ID may have implications about what is sacred, but is it science? Ask the arch-rationalist Maimonides, who fought a similar fight 800 years ago. Some philosophers claimed they could prove that the universe is eternal and thus had no beginning. Maimonides said this made nonsense of biblical faith, which presupposes a beginning and a designer. Rambam showed that the “proofs” of an eternal universe fell woefully short.

He was right. In 1965 the Bell lab scientists Penzias and Wilson showed how the detection of cosmic background radiation, left over from the Big Bang, proved the universe was finite and had a definite beginning.

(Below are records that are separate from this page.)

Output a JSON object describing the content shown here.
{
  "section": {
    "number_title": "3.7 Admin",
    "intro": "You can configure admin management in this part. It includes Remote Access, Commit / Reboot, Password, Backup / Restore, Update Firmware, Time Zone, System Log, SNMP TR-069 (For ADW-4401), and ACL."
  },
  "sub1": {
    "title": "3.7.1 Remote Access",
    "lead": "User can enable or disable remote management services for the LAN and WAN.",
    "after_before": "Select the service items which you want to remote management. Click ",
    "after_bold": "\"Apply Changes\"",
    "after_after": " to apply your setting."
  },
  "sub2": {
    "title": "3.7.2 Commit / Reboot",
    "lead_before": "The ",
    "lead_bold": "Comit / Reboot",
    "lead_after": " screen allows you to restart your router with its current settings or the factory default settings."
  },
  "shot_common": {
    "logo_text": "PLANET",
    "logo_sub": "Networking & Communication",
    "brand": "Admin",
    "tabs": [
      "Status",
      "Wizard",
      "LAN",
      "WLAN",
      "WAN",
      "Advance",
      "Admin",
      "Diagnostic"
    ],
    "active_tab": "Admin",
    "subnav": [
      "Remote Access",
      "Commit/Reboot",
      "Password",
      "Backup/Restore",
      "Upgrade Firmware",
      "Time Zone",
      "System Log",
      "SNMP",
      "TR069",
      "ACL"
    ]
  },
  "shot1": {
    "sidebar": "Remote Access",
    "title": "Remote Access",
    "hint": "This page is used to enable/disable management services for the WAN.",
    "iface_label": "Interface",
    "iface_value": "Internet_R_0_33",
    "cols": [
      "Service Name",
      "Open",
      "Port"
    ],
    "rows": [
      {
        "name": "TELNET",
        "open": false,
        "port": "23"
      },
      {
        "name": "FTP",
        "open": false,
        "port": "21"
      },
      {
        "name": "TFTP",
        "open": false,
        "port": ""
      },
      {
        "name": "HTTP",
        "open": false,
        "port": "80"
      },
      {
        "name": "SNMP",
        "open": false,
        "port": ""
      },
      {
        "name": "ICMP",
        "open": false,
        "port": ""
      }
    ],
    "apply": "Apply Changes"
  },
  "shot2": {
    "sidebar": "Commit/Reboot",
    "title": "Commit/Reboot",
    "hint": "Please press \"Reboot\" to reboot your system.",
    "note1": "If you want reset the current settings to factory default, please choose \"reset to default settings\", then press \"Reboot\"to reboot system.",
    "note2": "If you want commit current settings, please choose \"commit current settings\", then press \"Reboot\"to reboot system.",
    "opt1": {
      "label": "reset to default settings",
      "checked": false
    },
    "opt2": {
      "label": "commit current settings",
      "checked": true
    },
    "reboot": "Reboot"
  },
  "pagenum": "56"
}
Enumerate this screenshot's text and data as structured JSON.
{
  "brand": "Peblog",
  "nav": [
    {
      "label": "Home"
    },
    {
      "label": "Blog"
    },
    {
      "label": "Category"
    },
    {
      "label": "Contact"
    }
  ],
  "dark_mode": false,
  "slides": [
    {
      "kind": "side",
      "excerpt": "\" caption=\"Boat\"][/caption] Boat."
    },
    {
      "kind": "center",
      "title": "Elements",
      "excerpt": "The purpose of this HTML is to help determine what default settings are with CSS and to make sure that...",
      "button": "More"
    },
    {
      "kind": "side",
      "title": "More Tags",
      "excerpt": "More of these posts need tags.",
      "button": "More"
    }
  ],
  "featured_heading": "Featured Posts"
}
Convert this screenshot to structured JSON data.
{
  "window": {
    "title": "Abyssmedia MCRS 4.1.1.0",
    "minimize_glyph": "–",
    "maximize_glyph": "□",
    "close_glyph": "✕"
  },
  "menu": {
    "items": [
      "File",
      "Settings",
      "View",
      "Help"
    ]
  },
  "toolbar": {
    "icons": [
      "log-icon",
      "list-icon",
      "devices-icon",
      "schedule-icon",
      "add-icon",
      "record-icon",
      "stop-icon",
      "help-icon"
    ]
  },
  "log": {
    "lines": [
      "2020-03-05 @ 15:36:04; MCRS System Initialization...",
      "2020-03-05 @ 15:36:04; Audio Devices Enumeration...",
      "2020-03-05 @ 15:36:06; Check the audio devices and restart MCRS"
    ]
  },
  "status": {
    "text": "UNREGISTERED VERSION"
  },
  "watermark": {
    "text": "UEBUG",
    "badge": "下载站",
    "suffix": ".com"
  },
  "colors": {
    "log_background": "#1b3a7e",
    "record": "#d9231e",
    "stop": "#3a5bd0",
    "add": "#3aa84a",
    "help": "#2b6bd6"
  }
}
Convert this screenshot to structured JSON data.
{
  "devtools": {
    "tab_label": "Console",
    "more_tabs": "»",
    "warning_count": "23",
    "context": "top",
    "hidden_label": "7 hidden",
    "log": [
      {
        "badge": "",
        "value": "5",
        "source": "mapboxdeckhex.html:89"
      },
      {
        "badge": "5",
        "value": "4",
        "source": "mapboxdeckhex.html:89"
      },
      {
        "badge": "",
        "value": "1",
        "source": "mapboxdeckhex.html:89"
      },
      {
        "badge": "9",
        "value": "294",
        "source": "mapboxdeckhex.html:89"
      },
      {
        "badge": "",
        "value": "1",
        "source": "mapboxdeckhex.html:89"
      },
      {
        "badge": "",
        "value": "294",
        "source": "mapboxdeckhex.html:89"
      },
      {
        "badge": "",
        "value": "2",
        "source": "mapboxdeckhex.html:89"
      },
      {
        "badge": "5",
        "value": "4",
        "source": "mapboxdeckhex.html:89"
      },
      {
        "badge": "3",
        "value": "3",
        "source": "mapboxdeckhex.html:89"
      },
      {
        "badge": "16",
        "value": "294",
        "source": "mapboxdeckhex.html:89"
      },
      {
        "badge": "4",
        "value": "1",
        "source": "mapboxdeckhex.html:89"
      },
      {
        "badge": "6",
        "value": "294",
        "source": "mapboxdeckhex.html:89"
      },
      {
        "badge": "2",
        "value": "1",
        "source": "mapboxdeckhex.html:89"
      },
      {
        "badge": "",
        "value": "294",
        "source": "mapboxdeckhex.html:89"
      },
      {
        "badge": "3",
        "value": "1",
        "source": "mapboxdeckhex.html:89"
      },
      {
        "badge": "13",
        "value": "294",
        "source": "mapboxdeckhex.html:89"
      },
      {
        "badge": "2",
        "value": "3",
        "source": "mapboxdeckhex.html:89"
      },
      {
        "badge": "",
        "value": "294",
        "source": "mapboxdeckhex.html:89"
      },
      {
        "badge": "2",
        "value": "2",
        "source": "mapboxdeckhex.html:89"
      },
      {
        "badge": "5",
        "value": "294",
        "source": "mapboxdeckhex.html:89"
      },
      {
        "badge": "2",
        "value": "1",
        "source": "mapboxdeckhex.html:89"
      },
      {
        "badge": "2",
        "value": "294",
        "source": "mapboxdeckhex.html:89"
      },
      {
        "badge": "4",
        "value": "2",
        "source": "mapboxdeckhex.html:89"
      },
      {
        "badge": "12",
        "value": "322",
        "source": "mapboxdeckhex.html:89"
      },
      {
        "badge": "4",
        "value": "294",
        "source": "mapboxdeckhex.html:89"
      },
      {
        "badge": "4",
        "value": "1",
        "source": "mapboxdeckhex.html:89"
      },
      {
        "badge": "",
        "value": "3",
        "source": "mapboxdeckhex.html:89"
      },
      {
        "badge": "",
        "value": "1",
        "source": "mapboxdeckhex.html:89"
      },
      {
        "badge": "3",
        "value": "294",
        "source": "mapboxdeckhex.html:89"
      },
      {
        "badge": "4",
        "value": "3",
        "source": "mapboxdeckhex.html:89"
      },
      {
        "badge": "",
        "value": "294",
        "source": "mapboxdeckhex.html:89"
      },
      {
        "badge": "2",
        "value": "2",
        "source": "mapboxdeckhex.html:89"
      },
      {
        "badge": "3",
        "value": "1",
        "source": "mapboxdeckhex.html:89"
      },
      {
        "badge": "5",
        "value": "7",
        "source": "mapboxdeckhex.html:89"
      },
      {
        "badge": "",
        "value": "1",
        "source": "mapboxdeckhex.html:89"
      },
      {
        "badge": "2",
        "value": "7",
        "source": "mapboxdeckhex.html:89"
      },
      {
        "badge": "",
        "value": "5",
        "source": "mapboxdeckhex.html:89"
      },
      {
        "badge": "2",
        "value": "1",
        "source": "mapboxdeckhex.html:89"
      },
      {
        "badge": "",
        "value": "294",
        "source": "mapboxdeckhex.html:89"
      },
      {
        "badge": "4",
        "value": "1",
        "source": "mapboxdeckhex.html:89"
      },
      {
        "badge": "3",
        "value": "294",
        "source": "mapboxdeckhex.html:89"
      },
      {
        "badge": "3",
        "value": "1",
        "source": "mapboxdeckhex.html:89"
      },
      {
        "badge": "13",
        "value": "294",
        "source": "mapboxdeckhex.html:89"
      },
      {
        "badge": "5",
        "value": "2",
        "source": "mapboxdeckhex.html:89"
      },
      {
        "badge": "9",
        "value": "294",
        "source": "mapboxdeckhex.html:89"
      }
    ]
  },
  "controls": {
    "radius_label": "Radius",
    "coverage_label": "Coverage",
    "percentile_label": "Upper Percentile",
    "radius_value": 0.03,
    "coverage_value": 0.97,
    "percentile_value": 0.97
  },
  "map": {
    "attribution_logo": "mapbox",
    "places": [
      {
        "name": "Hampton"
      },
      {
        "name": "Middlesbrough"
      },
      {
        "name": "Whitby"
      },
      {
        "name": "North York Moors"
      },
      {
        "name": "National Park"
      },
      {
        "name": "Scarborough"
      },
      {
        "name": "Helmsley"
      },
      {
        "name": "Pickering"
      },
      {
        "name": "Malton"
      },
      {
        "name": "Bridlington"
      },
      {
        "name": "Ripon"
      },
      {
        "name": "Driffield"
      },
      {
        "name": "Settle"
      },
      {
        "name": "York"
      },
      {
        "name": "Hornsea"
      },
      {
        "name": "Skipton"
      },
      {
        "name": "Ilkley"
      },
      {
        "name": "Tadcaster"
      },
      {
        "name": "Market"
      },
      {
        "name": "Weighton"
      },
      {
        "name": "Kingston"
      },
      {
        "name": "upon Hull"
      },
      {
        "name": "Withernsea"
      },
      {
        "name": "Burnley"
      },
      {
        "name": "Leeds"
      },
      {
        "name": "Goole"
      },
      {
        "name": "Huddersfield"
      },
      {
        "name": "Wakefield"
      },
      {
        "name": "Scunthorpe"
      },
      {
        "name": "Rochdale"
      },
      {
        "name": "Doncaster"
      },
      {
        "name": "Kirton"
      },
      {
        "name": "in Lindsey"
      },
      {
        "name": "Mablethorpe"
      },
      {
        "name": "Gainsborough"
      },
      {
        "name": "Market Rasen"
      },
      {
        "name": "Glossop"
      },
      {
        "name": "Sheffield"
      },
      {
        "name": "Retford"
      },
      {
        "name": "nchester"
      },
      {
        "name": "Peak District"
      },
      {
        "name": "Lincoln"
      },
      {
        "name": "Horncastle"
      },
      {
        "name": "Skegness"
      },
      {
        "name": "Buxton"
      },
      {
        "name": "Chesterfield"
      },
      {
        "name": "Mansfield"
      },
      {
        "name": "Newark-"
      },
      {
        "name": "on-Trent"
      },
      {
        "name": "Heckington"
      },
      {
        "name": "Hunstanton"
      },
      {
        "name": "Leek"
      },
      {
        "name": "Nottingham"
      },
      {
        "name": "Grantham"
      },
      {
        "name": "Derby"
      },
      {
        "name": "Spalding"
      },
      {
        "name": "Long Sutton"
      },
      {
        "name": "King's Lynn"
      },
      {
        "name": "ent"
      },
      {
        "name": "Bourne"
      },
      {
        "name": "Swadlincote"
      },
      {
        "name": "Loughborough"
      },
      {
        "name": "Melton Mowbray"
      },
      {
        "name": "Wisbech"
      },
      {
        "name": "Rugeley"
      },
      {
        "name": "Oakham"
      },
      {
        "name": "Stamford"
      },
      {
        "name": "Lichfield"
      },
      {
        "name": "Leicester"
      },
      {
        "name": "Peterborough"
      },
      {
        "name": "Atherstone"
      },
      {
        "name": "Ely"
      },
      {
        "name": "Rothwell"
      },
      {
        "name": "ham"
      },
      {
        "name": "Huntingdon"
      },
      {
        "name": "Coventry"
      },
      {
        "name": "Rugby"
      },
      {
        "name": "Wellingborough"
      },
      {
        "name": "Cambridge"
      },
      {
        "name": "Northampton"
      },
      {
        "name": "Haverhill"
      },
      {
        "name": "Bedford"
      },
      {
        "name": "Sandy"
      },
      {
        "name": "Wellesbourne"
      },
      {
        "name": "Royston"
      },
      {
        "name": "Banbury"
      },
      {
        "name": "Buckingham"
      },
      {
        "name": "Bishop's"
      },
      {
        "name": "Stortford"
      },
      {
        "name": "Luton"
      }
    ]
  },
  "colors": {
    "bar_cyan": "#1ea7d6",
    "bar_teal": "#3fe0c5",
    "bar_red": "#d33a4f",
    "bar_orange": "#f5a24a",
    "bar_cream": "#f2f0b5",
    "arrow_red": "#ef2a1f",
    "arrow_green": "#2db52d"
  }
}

In his “Guide of the Perplexed,” Maimonides wrote that combating the Darwinism equivalent of his day was the highest calling of a Jew: “The utmost power of one who adheres to the Torah and who has acquired knowledge of true reality consists … in his refuting the proofs of the philosophers bearing on the eternity of the world.”

Alas, our community remains as a perplexed as ever. What’s needed is more and better-informed debate, particularly among those who take Rambam’s directive to heart, casting illumination on a crucial issue.

David Klinghoffer ( is a senior fellow at the Discovery Institute in Seattle and the author most recently of “Why the Jews Rejected Jesus: The Turning Point in Western History” (Doubleday).
Special To The Jewish Week

David Klinghoffer

Senior Fellow and Editor, Evolution News
David Klinghoffer is a Senior Fellow at Discovery Institute and the editor of Evolution News & Science Today, the daily voice of Discovery Institute’s Center for Science & Culture, reporting on intelligent design, evolution, and the intersection of science and culture. Klinghoffer is also the author of six books, a former senior editor and literary editor at National Review magazine, and has written for the Los Angeles Times, New York Times, Wall Street Journal, Washington Post, Seattle Times, Commentary, and other publications. Born in Santa Monica, California, he graduated from Brown University in 1987 with an A.B. magna cum laude in comparative literature and religious studies. David lives near Seattle, Washington, with his wife and children.